Temperature scales

The most commonly used measurement of temperature is the Celsius scale. The units of this scale are degrees Celsius (°C). This scale was designed to reference the freezing point (0°C) and the boiling point (100°C) of water.

There is no upper limit, but the lowest temperature possible is -273°C. At this temperature, almost all matter is solid and the vibrations of particles are incredibly small. Absolute zero is the coldest temperature possible. At absolute zero, all the particles in a substance stop moving. They have no energy left to lose, so the substance cannot get any colder.

Many scientists use the Kelvin scale instead. Kelvin is a better scale to use in space where there is no water.

Kelvin begins at absolute zero and so there are no minus numbers in the Kelvin scale, which makes calculations simpler. The units are kelvin (K). An increase in one degree Celsius is the same as one kelvin.

Conversion between the scales:

temperature in degrees Celsius (°C) = temperature in kelvin - 273

temperature in kelvin = temperature in degrees Celsius (°C) + 273

Two thermometers showing the temperature in Kelvin (0 -373) and degrees celsius (-273 - 100).

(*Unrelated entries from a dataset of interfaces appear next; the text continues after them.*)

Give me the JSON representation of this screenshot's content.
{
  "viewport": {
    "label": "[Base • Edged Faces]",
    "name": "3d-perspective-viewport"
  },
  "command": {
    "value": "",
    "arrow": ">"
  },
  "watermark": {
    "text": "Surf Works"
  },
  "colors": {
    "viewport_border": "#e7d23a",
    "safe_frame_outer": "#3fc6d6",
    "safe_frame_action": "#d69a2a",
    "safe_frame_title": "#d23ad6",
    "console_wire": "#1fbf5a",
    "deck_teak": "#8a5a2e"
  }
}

To be able to measure temperature easily we require fixed points. Two common fixed points are the melting and boiling points of water. These are 0°C and 100°C respectively.

Thermometers measure temperature. The liquid (usually mercury or coloured alcohol) expands when heated which means that it rises up the glass to show a higher temperature.

Close-up of a thermocouple component.

Close-up of a thermocouple component

A thermocouple is used to measure very high temperatures or those that change quickly. Thermocouples contain two different metals. A voltage is produced where these metals meet inside the thermocouple. This voltage is directly related to temperature.

Thermal capacity

The thermal capacity of an object is the amount of heat required to change the temperature of the object by a certain amount. This is measured in joules per kelvin (J/K). The thermal capacity of a block of copper can be determined by heating it and dividing the heat energy used by its temperature change.

Glossary
  1. force A push or a pull. The unit of force is the newton, 'N'.
  2. inversely proportional A relationship between two variables where as one variable increases, the other variable decreases. Eg as the volume doubled, the pressure decreased by half.
  3. Kelvin scale Scale of temperature directly relating temperature to pressure.
  4. kinetic energy The energy that moving objects have.
  5. Pa Pascals, the unit of pressure.
  6. pressure Force exerted over an area. The greater the pressure, the greater the force exerted over the same area.
  7. proportional When two quantities have the same ratio or relative size. For example, current is proportional to voltage if the current doubles when the voltage is doubled.
  8. thermocouple A measuring device made from two different metal wires joined together in two places or 'junctions'. If one junction is hotter than the other, a potential difference forms which an be measured.
  9. voltage The potential difference of a cell, electrical supply or electric component. It is measured in volts, 'V'.